→ Extracted data
★ ★ ★ ★ ★

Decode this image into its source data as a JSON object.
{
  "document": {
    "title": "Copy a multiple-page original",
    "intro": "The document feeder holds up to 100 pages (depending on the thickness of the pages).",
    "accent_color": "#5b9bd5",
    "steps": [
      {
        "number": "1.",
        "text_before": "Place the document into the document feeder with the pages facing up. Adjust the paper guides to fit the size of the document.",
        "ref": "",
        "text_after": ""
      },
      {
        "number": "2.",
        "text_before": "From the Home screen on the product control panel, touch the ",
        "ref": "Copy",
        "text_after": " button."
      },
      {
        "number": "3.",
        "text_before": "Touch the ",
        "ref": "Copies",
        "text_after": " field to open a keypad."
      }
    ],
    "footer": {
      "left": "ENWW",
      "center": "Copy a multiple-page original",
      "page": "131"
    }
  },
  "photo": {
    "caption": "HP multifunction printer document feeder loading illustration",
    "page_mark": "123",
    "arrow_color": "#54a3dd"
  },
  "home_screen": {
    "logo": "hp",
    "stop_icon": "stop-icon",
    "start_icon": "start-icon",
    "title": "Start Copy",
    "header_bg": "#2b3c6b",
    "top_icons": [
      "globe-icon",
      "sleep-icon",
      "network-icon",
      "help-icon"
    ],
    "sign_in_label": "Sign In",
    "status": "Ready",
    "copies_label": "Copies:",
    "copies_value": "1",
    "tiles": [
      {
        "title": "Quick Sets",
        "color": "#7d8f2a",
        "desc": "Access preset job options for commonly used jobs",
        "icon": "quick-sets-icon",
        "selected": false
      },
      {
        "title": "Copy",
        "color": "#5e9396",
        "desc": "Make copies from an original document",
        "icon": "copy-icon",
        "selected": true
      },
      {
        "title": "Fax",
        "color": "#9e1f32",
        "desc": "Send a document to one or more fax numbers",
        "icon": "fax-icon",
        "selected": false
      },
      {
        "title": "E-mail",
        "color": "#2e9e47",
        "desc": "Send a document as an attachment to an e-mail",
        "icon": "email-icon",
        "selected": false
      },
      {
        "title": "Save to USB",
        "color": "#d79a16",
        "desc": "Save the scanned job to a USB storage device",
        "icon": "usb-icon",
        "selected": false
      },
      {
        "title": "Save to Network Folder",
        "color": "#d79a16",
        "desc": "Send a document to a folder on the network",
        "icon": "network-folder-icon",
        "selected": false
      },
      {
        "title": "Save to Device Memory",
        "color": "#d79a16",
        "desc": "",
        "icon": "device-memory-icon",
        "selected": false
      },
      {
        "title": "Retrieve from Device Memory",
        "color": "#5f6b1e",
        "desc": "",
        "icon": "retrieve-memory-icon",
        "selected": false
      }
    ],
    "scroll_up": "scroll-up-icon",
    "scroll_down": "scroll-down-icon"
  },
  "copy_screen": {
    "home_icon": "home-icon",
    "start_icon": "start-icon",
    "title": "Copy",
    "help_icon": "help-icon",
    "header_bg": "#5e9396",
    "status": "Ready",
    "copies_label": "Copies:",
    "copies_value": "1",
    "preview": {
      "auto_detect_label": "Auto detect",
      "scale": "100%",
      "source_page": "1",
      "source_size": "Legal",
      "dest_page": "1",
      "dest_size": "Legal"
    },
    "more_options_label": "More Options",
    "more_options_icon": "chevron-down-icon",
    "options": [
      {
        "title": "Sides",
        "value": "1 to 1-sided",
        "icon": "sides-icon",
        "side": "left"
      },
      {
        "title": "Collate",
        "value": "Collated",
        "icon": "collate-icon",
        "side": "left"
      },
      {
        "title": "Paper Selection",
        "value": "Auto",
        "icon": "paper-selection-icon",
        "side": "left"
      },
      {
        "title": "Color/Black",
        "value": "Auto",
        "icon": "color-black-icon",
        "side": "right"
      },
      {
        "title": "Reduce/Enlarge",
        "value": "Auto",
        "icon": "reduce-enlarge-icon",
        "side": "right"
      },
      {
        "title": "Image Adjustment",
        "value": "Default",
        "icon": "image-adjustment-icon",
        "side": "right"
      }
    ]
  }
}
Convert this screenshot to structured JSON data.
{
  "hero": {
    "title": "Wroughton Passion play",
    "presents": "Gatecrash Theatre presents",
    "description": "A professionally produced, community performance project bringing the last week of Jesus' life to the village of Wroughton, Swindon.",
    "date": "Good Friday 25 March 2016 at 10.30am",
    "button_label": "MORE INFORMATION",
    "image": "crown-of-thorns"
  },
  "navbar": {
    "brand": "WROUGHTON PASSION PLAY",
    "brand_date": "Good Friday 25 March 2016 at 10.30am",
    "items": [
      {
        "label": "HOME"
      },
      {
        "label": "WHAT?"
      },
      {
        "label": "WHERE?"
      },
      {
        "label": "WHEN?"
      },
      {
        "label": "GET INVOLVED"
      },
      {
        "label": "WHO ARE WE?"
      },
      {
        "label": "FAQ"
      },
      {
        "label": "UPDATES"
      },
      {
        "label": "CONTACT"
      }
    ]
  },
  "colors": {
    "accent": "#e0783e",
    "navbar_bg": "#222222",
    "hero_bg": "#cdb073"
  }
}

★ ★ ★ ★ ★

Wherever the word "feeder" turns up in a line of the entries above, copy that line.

    "intro": "The document feeder holds up to 100 pages (depending on the thickness of the pages).",
        "text_before": "Place the document into the document feeder with the pages facing up. Adjust the paper guides to fit the size of the document.",
    "caption": "HP multifunction printer document feeder loading illustration",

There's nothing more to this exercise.